Aptly then, given my coarse metaphors, “Van Helsing Boombox” was the first song to get tongues wagging. Starting with a stardust piano and the band’s backing whistling and harmonizing, Honus begins his broken-window lost-poem, husking his chords to a love gone and forlorn, perhaps for the best, but at least removed and thus worthy of his thoughts. Perhaps for the first time, he’s written a love song we can follow, shorn of the manic arrangements and calloused vocal lines of previous work. He “wants to sleep for weeks / Like a dog at her feet,” though he understands the uselessness of his appeal. It’s here that you understand Honus’ bold unveiling; you can see those gritty eyes, those speakable lips, underneath all the beard and persona.

Elsewhere, Man Man squiggles through Dixieland skank with “Engwish Bwudd,” turning the ole “Fee Fie Fo Fum” into a piano-strut of gag and gallop. “Banana Ghost,” however, flirts with Russian yablochko—a sailor’s dance. With its acoustic guitar and flamboyant free-folk instrumentation, Honus sings to the his band’s response, “Please don’t go put a fence around your heart / Like you’ve done before / When you’re losing ground.”

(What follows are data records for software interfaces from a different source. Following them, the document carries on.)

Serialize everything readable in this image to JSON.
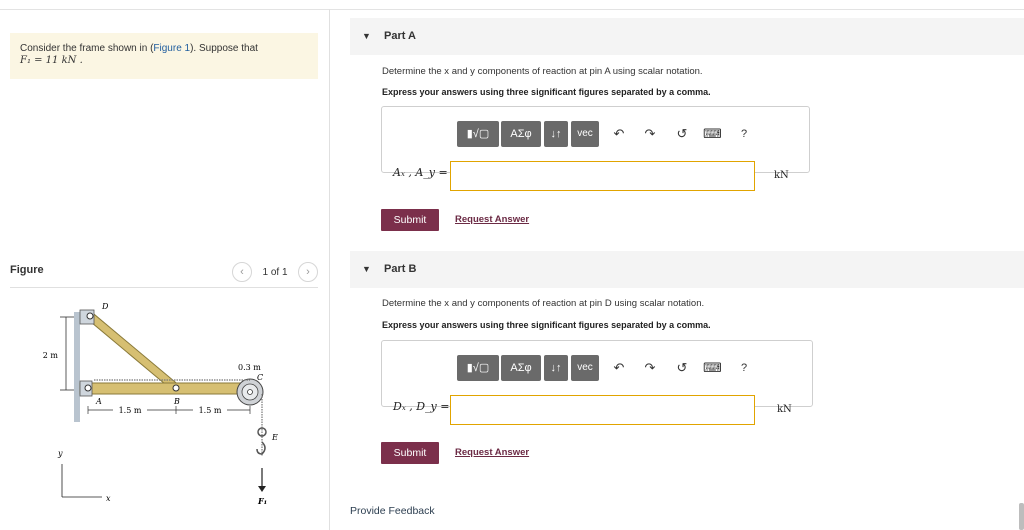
{
  "problem": {
    "text_before": "Consider the frame shown in (",
    "link": "Figure 1",
    "text_after": "). Suppose that",
    "condition": "F₁ = 11  kN ."
  },
  "figure_panel": {
    "title": "Figure",
    "pager": {
      "prev": "‹",
      "next": "›",
      "text": "1 of 1"
    },
    "labels": {
      "D": "D",
      "A": "A",
      "B": "B",
      "C": "C",
      "E": "E",
      "height": "2 m",
      "radius": "0.3 m",
      "seg1": "1.5 m",
      "seg2": "1.5 m",
      "y": "y",
      "x": "x",
      "force": "F₁"
    }
  },
  "part_a": {
    "caret": "▼",
    "title": "Part A",
    "prompt": "Determine the x and y components of reaction at pin A using scalar notation.",
    "instructions": "Express your answers using three significant figures separated by a comma.",
    "answer_label": "Aₓ , A_y =",
    "input_value": "",
    "unit": "kN",
    "submit": "Submit",
    "request": "Request Answer"
  },
  "part_b": {
    "caret": "▼",
    "title": "Part B",
    "prompt": "Determine the x and y components of reaction at pin D using scalar notation.",
    "instructions": "Express your answers using three significant figures separated by a comma.",
    "answer_label": "Dₓ , D_y =",
    "input_value": "",
    "unit": "kN",
    "submit": "Submit",
    "request": "Request Answer"
  },
  "toolbar": {
    "templates": "▮√▢",
    "greek": "ΑΣφ",
    "arrows": "↓↑",
    "vec": "vec",
    "undo": "↶",
    "redo": "↷",
    "reset": "↺",
    "keyboard": "⌨",
    "help": "?"
  },
  "footer": {
    "feedback": "Provide Feedback"
  },
  "colors": {
    "accent": "#7b2f4b",
    "input_border": "#e1a400",
    "problem_bg": "#fbf6e3",
    "link": "#1f5d9e"
  }
}
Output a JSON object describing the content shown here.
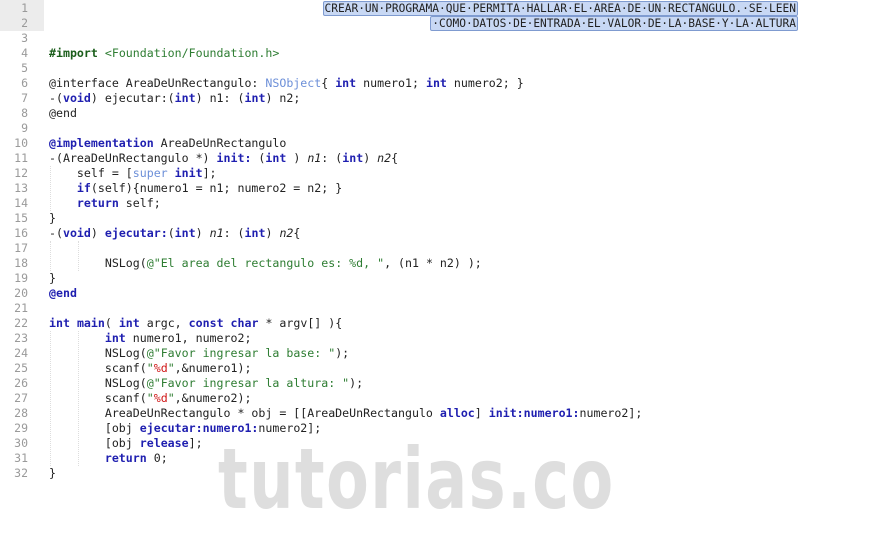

Unfortunately, the album allows itself to drift at times into Man in a Blue’s chattering. “Young Einstein on a Beach”’s yowled vocal refrains and stinging abuse is a cruel cacophony following “Banana Ghost,” while “Push the Eagle’s Stomach” turns the band’s elegant foolery into a messy jam, a discordant yelp against Six Demon Bag’s gain in cohesion.

But then Man Man pushes you back into the Walpurgis chill of “Black Goggles,” all child-born “ya-ya-ya-ya” and tambourine heel-spring. “Hot Bat” might well be the summons of Cajun spirits to the stage. You can hear Honus above and beyond the band’s choral “Ya-Ya-Ya-Da” refrain, the coursing call-out of Pow Pow’s tribal concussion. It’s the way they work now; their more straight-forward arrangements are more god-defying than their attempts at confusion. They understand the charm of a simple rainstorm; they no longer need the robust mael of the strom. Man Man’s at their best when they howl in a voice you know instead of relying on your imagination of how an alien windpipe may work, how all of that unknown unknown might play on the human ear. This is miscreant soul, a gamble on the quiet of our nights, a noise and a sting, in the garbage and in the woods, gulping up silence and sense to show us love behind a mustache.


Reviewed by: Derek Miller
Reviewed on: 2006-02-21
Comments (3)

 
Today on Stylus
Reviews
October 31st, 2007
Features
October 31st, 2007
Recently on Stylus
Reviews
October 30th, 2007
October 29th, 2007
Features
October 30th, 2007
October 29th, 2007
Recent Music Reviews
Recent Movie Reviews